"So I don't know how somebody who is in second place is offering the vice-president to the person in first place," he told the rally in the city of Columbus.
On Saturday, Bill Clinton, the former president, had said that a presidential campaign headed by his wife, with Obama in the number two slot, would be an "almost unstoppable force".
Hillary Clinton said on Monday in Pennsylvania that "a lot of Democrats like us both and have been very hopeful that they wouldn't have to make a choice".
"But obviously Democrats have to make a choice and I'm looking forward to getting the nomination.''
The New York senator has repeatedly questioned Obama's bid by casting doubt on whether he has the experience to become US commander-in-chief.
Obama, an Illinois senator, said it made no sense for Clinton to suggest he was not ready to be president and then hint that she might hand him a job that could make him president if she is incapacitated.
"If I'm not ready, how is it that you think I should be such a great vice-president?'' he said.
Many political analysts have also rejected the idea.
They say the two senators lack a warm relationship and insiders have said Obama could be frustrated in the vice-president's job, especially in a White House where Bill Clinton is very likely to play a big advisory role.

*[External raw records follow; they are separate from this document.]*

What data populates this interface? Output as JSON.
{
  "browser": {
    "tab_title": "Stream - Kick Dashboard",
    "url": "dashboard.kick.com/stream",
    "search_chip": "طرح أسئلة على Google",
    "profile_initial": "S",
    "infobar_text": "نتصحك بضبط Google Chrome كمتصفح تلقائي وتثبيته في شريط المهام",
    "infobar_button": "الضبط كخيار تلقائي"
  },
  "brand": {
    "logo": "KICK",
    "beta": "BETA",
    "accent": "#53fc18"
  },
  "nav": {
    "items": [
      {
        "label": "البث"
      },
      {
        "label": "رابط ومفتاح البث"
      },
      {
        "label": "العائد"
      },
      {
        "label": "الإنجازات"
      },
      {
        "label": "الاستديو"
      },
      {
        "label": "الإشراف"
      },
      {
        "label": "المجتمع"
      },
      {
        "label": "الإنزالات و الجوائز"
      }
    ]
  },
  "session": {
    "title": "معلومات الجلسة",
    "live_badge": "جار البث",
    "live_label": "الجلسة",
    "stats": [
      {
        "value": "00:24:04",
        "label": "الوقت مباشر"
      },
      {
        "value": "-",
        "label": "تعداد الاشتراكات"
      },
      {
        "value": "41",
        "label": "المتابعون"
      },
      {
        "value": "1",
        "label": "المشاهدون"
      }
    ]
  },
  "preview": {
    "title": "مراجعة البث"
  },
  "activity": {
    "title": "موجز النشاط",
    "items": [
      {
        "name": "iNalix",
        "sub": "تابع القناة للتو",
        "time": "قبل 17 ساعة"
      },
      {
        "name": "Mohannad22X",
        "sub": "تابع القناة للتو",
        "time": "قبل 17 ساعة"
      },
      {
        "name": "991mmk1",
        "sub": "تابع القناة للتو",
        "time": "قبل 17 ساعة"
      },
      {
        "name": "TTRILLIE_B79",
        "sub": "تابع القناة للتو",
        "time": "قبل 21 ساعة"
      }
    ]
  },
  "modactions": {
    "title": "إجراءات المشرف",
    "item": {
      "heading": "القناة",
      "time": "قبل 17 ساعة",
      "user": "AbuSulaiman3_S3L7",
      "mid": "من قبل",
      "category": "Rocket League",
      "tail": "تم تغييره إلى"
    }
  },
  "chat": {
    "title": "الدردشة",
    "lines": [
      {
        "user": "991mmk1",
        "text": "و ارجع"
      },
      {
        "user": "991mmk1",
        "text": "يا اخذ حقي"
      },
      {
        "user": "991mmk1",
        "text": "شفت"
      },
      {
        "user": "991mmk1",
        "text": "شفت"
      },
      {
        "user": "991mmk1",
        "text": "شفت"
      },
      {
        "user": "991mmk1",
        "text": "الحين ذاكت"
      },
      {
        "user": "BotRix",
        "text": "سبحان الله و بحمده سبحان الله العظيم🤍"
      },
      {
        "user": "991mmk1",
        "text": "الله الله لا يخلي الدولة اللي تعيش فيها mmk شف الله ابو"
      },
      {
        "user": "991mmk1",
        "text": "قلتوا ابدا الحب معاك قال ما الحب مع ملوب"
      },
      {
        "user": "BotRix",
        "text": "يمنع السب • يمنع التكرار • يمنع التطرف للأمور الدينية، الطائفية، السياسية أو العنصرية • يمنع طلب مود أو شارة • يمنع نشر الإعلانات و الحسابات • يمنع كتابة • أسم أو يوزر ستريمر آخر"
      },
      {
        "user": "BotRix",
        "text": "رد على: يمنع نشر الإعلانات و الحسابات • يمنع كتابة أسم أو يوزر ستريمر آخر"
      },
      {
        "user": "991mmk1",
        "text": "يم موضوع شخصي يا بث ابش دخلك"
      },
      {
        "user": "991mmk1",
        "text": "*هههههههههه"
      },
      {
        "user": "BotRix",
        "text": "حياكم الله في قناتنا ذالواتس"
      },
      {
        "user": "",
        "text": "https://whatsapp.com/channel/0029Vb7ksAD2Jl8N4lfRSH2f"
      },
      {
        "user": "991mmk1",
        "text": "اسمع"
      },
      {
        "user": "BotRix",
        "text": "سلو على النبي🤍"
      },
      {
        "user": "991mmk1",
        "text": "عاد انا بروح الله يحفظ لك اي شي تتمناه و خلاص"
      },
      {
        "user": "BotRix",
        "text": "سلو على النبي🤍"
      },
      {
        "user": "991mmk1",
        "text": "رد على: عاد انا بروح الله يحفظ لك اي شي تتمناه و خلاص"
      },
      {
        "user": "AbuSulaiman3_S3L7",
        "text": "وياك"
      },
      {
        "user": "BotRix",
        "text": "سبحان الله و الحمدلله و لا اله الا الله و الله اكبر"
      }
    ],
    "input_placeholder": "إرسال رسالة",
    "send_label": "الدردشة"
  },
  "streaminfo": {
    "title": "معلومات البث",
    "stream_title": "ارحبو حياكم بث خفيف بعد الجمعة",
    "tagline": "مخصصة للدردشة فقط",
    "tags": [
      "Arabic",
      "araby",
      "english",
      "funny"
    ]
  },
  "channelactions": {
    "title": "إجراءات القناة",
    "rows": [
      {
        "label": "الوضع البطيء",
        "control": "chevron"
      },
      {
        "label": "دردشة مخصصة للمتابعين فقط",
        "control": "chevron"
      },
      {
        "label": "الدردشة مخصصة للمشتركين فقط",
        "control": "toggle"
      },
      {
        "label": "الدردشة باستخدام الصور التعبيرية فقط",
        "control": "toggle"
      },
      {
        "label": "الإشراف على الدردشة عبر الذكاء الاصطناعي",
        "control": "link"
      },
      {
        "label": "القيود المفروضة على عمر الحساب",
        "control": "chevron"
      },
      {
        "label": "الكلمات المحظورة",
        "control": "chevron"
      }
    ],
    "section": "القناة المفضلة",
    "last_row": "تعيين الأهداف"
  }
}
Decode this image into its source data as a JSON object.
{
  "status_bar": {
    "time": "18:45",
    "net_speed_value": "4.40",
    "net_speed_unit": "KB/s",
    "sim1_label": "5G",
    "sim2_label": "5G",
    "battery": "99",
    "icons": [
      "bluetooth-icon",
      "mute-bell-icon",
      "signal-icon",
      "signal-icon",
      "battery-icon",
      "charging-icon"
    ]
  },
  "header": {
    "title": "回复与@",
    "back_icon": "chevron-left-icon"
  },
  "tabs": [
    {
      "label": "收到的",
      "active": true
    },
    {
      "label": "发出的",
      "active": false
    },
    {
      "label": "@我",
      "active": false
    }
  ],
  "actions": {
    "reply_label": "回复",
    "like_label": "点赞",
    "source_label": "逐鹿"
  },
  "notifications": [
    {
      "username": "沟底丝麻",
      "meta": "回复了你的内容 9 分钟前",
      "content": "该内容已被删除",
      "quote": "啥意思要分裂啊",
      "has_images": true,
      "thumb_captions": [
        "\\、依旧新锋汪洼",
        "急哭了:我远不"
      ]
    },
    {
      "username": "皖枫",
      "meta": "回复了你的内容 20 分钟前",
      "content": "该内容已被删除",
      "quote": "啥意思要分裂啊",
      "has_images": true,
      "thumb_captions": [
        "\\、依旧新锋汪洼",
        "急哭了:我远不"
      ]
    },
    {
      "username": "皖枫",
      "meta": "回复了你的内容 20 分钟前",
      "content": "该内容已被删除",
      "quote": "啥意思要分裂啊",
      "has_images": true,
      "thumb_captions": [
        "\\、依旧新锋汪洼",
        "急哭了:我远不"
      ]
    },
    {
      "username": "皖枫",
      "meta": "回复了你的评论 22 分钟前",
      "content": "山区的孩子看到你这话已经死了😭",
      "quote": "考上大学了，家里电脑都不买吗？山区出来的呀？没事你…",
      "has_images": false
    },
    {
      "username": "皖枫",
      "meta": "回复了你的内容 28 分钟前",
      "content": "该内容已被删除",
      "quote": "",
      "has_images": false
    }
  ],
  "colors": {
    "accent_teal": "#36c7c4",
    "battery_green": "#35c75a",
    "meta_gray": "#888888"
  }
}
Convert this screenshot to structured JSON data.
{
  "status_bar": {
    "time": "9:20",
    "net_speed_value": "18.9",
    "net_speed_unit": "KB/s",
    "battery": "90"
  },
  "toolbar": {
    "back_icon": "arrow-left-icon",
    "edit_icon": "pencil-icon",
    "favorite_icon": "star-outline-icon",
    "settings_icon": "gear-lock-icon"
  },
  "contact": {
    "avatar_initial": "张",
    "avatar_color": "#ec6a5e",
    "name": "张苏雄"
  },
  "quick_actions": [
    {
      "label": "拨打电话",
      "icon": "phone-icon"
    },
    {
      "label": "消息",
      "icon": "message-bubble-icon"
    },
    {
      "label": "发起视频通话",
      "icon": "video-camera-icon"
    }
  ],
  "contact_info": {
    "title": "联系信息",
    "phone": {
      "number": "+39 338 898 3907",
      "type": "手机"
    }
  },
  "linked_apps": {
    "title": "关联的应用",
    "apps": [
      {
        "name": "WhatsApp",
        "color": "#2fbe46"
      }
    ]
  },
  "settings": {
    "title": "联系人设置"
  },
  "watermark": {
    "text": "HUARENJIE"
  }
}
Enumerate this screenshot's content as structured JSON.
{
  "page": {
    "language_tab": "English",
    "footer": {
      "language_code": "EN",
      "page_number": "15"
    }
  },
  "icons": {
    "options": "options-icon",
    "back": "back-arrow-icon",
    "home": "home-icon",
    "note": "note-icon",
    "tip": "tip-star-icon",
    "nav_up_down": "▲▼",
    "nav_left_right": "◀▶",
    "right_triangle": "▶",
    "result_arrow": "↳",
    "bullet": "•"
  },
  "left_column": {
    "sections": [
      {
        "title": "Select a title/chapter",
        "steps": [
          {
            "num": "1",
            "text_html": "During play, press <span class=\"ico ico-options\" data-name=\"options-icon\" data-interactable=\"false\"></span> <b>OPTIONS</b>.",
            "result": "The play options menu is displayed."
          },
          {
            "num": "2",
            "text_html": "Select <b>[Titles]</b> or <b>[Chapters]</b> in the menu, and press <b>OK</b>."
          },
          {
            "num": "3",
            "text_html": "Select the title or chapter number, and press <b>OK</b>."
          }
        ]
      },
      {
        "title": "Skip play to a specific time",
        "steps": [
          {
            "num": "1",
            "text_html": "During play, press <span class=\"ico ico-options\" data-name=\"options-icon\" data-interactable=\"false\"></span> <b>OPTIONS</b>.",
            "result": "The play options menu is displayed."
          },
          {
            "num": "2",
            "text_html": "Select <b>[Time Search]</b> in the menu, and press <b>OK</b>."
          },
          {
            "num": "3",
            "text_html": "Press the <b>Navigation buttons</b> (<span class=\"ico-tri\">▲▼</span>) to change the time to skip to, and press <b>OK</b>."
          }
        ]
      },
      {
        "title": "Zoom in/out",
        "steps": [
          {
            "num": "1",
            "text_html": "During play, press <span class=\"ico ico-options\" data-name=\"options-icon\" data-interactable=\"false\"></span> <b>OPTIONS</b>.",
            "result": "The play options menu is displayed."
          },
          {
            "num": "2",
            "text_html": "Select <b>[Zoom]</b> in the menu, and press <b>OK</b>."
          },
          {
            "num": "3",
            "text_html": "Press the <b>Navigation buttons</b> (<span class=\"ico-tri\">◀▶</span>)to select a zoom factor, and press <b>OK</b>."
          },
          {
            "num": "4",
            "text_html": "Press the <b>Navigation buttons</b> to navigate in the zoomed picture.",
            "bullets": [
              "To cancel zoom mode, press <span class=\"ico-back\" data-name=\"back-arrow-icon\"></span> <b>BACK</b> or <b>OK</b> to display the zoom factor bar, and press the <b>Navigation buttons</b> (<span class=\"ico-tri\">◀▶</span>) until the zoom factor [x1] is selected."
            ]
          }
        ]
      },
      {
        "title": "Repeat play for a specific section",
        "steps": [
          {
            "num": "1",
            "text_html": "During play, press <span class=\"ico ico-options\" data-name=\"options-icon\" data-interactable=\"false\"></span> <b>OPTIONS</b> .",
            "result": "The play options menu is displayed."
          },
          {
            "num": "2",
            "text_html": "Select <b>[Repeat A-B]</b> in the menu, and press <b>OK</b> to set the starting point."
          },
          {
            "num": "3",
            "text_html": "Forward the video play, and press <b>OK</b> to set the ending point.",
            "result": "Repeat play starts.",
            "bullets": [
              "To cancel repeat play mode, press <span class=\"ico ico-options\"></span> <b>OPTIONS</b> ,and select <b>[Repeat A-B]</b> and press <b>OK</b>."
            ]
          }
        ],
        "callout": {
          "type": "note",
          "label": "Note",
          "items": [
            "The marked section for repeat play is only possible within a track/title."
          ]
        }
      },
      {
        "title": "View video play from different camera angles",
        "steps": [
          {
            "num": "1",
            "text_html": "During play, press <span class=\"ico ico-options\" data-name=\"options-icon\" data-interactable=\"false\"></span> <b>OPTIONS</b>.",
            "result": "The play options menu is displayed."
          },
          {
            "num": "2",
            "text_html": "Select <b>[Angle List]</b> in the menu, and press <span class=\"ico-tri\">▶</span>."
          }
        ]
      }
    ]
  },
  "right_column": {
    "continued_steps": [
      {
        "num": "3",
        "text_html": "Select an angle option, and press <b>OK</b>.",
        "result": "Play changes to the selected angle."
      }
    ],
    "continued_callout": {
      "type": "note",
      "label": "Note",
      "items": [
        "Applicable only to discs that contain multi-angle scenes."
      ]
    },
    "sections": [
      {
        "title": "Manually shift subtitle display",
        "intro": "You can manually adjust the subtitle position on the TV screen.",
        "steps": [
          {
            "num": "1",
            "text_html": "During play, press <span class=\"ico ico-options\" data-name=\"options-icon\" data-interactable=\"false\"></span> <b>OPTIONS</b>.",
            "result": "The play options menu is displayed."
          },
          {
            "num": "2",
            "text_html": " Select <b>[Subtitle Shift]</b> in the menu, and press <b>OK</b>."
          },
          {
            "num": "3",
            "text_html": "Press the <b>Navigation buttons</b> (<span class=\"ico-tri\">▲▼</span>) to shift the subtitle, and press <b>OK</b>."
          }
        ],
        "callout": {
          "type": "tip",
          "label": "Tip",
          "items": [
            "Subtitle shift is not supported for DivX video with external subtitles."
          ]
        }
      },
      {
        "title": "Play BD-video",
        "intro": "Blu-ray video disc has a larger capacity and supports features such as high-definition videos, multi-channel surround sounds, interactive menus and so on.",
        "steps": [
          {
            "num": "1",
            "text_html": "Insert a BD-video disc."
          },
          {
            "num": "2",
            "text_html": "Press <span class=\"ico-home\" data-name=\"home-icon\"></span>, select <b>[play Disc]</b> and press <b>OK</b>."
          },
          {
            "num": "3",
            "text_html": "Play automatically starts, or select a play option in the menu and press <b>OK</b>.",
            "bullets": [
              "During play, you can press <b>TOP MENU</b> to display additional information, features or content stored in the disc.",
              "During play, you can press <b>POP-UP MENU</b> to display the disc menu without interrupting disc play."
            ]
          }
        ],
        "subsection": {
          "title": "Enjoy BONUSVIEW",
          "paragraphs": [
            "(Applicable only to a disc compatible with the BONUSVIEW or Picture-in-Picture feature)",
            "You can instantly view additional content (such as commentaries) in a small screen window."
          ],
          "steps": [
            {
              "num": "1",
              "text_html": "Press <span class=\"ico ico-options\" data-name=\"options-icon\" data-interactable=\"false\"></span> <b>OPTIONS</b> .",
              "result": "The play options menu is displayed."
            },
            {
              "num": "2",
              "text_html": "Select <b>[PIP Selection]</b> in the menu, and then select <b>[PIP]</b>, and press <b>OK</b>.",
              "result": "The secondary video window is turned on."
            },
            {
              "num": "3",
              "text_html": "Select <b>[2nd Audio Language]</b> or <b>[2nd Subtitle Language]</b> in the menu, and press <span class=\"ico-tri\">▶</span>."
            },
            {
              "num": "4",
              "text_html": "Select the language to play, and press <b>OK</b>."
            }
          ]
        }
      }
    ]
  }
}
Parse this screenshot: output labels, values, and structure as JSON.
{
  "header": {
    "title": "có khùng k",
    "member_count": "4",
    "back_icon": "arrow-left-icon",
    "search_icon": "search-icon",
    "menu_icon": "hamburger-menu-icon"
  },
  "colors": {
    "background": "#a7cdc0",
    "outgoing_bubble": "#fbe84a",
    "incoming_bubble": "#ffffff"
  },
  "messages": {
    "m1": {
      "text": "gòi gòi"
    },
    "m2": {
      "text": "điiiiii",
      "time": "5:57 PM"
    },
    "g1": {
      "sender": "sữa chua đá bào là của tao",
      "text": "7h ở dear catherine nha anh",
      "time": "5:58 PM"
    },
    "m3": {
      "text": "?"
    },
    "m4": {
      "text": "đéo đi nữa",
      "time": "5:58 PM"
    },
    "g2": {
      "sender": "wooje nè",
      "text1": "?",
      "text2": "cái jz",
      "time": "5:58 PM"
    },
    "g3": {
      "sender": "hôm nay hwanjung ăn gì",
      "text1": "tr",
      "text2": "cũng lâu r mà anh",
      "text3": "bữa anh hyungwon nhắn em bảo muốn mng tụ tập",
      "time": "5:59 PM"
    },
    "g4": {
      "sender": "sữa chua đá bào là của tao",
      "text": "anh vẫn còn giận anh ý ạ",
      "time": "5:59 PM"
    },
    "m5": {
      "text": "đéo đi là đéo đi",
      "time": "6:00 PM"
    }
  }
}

A total of 2,025 delegates are needed to win the party's nomination to stand in the November polls and the 795 Democratic "superdelegates" are set to play a crucial role in deciding the nomination.